    Together with Daniel Barenboim, Ms. Deyneka has performed sonatas for viola and piano, as well as other chamber works. Ms. Deyneka considers it her artistic responsibility to pass on her experience and musical knowledge to young musicians. She is a professor at the Barenboim-Said Academy in Berlin, and is responsible for the members of the Staatskapelle Berlin's Orchestra Academy. In the 2016-2017 season, she makes her debut as both soloist and chamber musician at Carnegie Hall and at the Philharmonie de Paris with the Boulez Ensemble, performing Boulez's Dérive 2. Additional upcoming engagements include concerts with Lisa Batiashvili, Michael Barenboim, François Leleux, and François-Xavier Roth.

    More Info

Pre-concert

Pre-concert talk starts at 7:00 PM in Stern Auditorium / Perelman Stage with Paul Hawkshaw, Professor in the Practice of Music History, Yale School of Music.

Audio

BRUCKNER Symphony No. 7 (Allegro moderato)
Daniel Barenboim, Conductor | Chicago Symphony Orchestra

At a Glance

Anton Bruckner is perhaps the most misunderstood of the great symphonists. In his own day, he confused both his supporters—leading them to undertake extensive editing of his works to make them conform better to contemporary norms—and his detractors, among them the redoubtable Viennese critic Eduard Hanslick, who savaged most of his symphonies at their premieres.
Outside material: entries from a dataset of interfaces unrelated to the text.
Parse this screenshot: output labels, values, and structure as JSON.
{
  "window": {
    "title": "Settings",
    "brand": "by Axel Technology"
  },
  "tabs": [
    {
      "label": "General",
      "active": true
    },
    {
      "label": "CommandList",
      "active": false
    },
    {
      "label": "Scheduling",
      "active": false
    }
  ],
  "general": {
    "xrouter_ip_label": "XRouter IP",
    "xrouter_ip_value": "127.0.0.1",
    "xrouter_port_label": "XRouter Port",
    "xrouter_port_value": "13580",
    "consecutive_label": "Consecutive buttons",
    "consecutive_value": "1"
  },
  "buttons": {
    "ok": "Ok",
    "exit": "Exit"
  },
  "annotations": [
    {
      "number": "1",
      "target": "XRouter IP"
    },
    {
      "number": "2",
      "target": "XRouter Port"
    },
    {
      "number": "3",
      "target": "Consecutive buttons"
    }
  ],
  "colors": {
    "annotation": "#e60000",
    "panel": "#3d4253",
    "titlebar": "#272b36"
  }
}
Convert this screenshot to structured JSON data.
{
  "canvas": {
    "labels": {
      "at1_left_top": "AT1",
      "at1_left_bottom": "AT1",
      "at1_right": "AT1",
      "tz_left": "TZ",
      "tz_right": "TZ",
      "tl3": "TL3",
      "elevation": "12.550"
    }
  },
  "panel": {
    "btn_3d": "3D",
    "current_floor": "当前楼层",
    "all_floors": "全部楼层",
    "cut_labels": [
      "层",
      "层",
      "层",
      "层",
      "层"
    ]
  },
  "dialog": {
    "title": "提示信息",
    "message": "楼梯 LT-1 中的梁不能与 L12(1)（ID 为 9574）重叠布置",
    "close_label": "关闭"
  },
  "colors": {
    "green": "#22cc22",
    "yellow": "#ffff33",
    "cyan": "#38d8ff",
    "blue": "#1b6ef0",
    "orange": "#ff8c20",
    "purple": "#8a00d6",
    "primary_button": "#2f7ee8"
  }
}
In our own day, too many concertgoers react to him with incomprehension and boredom.

Labeled by his contemporaries "the Wagner symphonist," Bruckner actually wrote symphonies that are anything but the Romantic/Wagnerian celebration of self. Instead, they are spiritual quests and homages to God, in whom he fervently believed and whom he sought to glorify in his music. "Each of his symphonies is in reality one gigantic arch that starts on earth in the midst of suffering humanity, sweeps up toward the heavens to the very Throne of Grace, and returns to earth with a message of peace," writes biographer Hans-Hubert Schönzeler.

Daniel Barenboim and the Staatskapelle Berlin give us the unprecedented opportunity to experience all nine of these magnificent symphonies over an 11-day span—both the ones we may know well and those we rarely encounter. Tonight's concert features the Seventh Symphony, which was the most warmly received in Bruckner's lifetime and contains a magnificent Adagio movement in memory of Richard Wagner. It is accompanied by Mozart's sublimely beautiful Sinfonia concertante in E-flat Major, K. 364, for violin and viola.
Program Notes
This performance is part of International Festival of Orchestras II.

Part of